Texas players who attended Monday's weekly media luncheon said they were not aware the Longhorns had slipped from No. 2 to No. 3 in The Associated Press poll behind Florida and Alabama, and no UT player claimed to be offended.
"Doesn't really matter," defensive tackle Lamarr Houston said. "We're not a media darling right now. I guess you could say that. They're going to pick and choose who they want to choose. Honestly, I don't care. It's October right now. We don't care about the rankings."
In the coaches' poll, Texas remained at No. 2.
"I've always said that the coaches know more about it than the writers," UT coach Mack Brown said, drawing laughter. "Please note that was an attempt at humor."
What does OU-Texas offer that other games on the schedule don't?
"It really benefits us because it gives us national credibility when we win the game," Texas coach Mack Brown said. "That's the best thing it does. You need to beat somebody who's really good, and they're really good. The one who wins this game usually is pushed forward into the national scene after this."
Name that player
Because defensive players study only film of the opposing offense, they don't frequently discuss defensive personnel from the other team.
Not only did Texas defensive tackle Lamarr Houston make a point of discussing the OU defense, he mentioned several players by name, including Gerald McCoy, Auston English, Jeremy Beal, Ryan Reynolds and Travis Lewis.
"They're just really good," Houston said. "You watch TV. You know their names."
Time to reload
Oklahoma has had several missing ingredients so far this season due to injuries, among them being prominent contributors in quarterback Sam Bradford, tight end Jermaine Gresham and wide receiver Ryan Broyles.
The Sooners also have lost two games by one point.
So how does Texas prepare? Do the Longhorns expect OU to be at full strength (other than Gresham), or do they try to exploit the Sooners in areas where previous opponents have had success?
"We expect the best from them," Brown said. "I got to see a little bit of the first half (against Baylor last Saturday) before walking out to our (Colorado) pre-game and what I thought was, 'They're like us.' Every time a guy steps out, there's another really good player that comes in. They don't talk a lot about injuries and we don't, because we both have had a bunch of them over time.
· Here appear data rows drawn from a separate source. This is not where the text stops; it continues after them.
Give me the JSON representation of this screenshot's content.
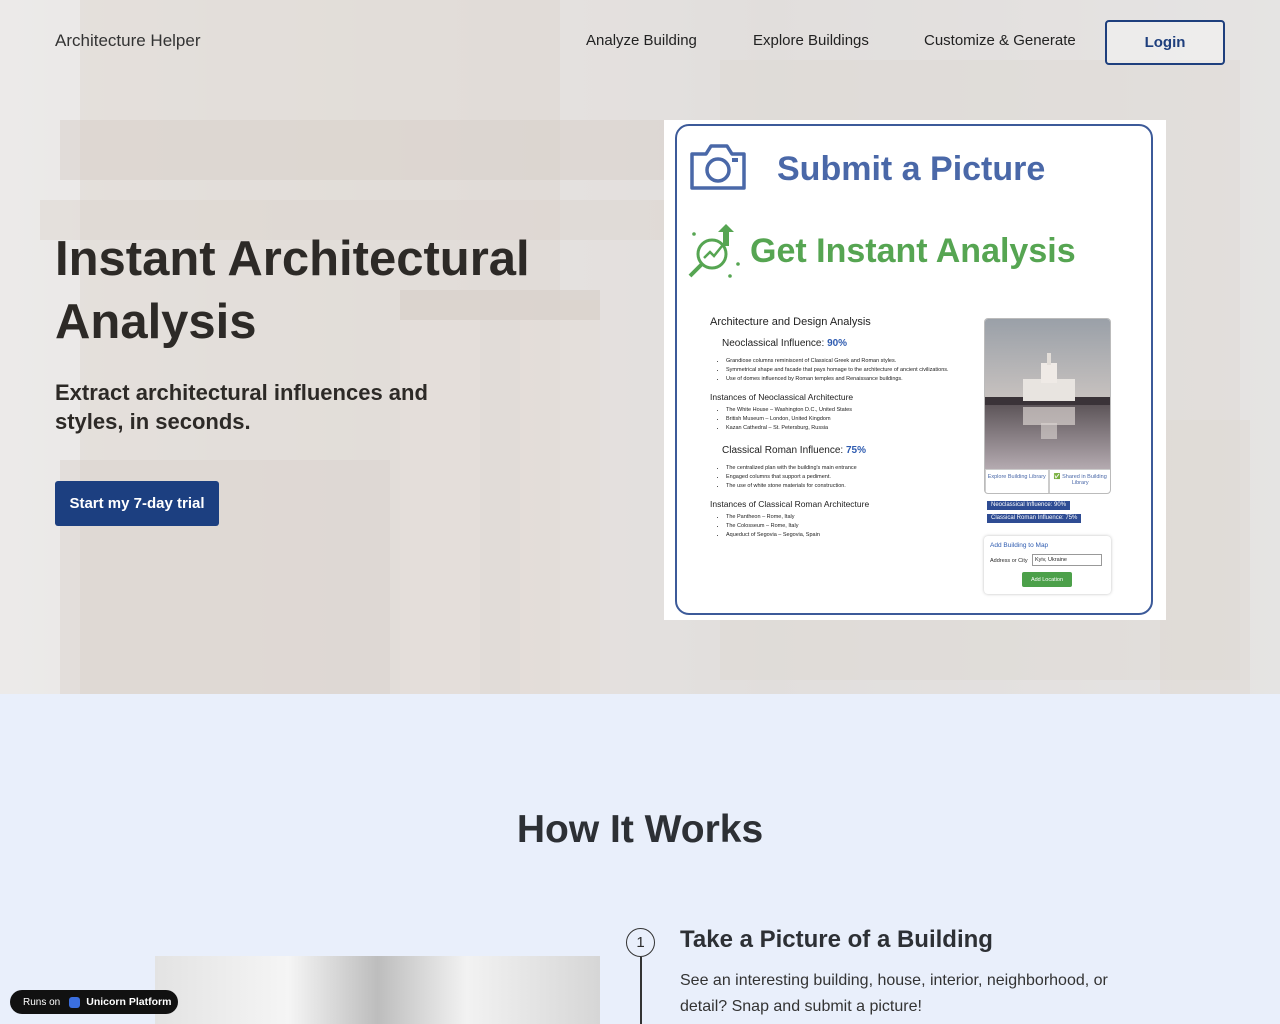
{
  "nav": {
    "brand": "Architecture Helper",
    "links": [
      "Analyze Building",
      "Explore Buildings",
      "Customize & Generate"
    ],
    "login": "Login"
  },
  "hero": {
    "title": "Instant Architectural Analysis",
    "subtitle": "Extract architectural influences and styles, in seconds.",
    "cta": "Start my 7-day trial"
  },
  "preview": {
    "submit_label": "Submit a Picture",
    "analysis_label": "Get Instant Analysis",
    "report_title": "Architecture and Design Analysis",
    "neo_label": "Neoclassical Influence:",
    "neo_value": "90%",
    "neo_points": [
      "Grandiose columns reminiscent of Classical Greek and Roman styles.",
      "Symmetrical shape and facade that pays homage to the architecture of ancient civilizations.",
      "Use of domes influenced by Roman temples and Renaissance buildings."
    ],
    "neo_instances_title": "Instances of Neoclassical Architecture",
    "neo_instances": [
      "The White House – Washington D.C., United States",
      "British Museum – London, United Kingdom",
      "Kazan Cathedral – St. Petersburg, Russia"
    ],
    "roman_label": "Classical Roman Influence:",
    "roman_value": "75%",
    "roman_points": [
      "The centralized plan with the building's main entrance",
      "Engaged columns that support a pediment.",
      "The use of white stone materials for construction."
    ],
    "roman_instances_title": "Instances of Classical Roman Architecture",
    "roman_instances": [
      "The Pantheon – Rome, Italy",
      "The Colosseum – Rome, Italy",
      "Aqueduct of Segovia – Segovia, Spain"
    ],
    "explore_library": "Explore Building Library",
    "shared_library": "✅ Shared in Building Library",
    "badge_neo": "Neoclassical Influence: 90%",
    "badge_roman": "Classical Roman Influence: 75%",
    "map_title": "Add Building to Map",
    "map_label": "Address or City",
    "map_value": "Kyiv, Ukraine",
    "map_button": "Add Location"
  },
  "how": {
    "title": "How It Works",
    "step_number": "1",
    "step_title": "Take a Picture of a Building",
    "step_desc": "See an interesting building, house, interior, neighborhood, or detail? Snap and submit a picture!"
  },
  "badge": {
    "runs_on": "Runs on",
    "platform": "Unicorn Platform"
  },
  "colors": {
    "primary": "#1c3f80",
    "accent_blue": "#4a68a8",
    "accent_green": "#56a552",
    "section_bg": "#e9effb"
  }
}
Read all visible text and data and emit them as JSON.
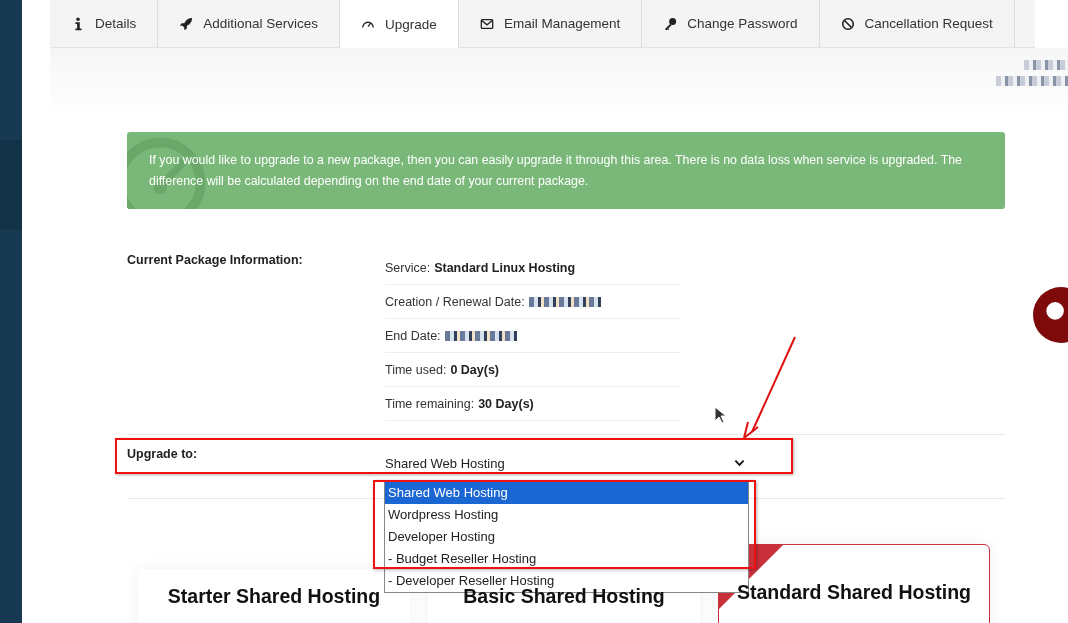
{
  "tabs": [
    {
      "label": "Details",
      "selected": false
    },
    {
      "label": "Additional Services",
      "selected": false
    },
    {
      "label": "Upgrade",
      "selected": true
    },
    {
      "label": "Email Management",
      "selected": false
    },
    {
      "label": "Change Password",
      "selected": false
    },
    {
      "label": "Cancellation Request",
      "selected": false
    }
  ],
  "notice": "If you would like to upgrade to a new package, then you can easily upgrade it through this area. There is no data loss when service is upgraded. The difference will be calculated depending on the end date of your current package.",
  "package": {
    "heading": "Current Package Information:",
    "rows": [
      {
        "label": "Service:",
        "value": "Standard Linux Hosting",
        "redacted": false
      },
      {
        "label": "Creation / Renewal Date:",
        "redacted": true
      },
      {
        "label": "End Date:",
        "redacted": true
      },
      {
        "label": "Time used:",
        "value": "0 Day(s)",
        "redacted": false
      },
      {
        "label": "Time remaining:",
        "value": "30 Day(s)",
        "redacted": false
      }
    ]
  },
  "upgrade": {
    "label": "Upgrade to:",
    "value": "Shared Web Hosting",
    "options": [
      {
        "label": "Shared Web Hosting",
        "selected": true
      },
      {
        "label": "Wordpress Hosting",
        "selected": false
      },
      {
        "label": "Developer Hosting",
        "selected": false
      },
      {
        "label": "- Budget Reseller Hosting",
        "selected": false
      },
      {
        "label": "- Developer Reseller Hosting",
        "selected": false
      }
    ]
  },
  "plans": [
    {
      "name": "Starter Shared Hosting",
      "featured": false
    },
    {
      "name": "Basic Shared Hosting",
      "featured": false
    },
    {
      "name": "Standard Shared Hosting",
      "featured": true
    }
  ]
}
"What you've got at these two schools (are) guys to step up and take their place and move forward. They might not be as experienced, but they're really good. I heard No. 24 (backup wide receiver Dejuan Miller) was a track champion in New Jersey and he's the guy who replaces someone when they take him out. He's a national sprinter and I thought, 'Boy, that's too bad.' They can all run. They've got good players. We've got good players. You don't talk about who you don't have. You talk about who you've got."
In many ways, the week before OU-Texas can be more challenging for coaches than the week of the game.
"There is a tremendous amount of pressure put on these kids every day about this game, and the coaches," Brown said. "That's the way this game is. It's about conversation, and then you have to go play good on Saturday.
"Last week (preparing for Colorado), we had to stir things up, and I mean that. Nobody last week was talking about Colorado. The kids can tell the difference. When you pull up for the Texas-OU game, people are shaking your bus. Before CU they're sitting around talking, wondering what time it is [yawning] and trying to get to the game on time. And you wonder, 'Why don't those kids play as hard? I'm just amazed at the way they don't play as hard.' I remember last year's post-Colorado talk was exactly the same as this one.
"These kids understand it. They get it. We will not have to say much this week. Last week, we had to. They can see film. Film doesn't lie."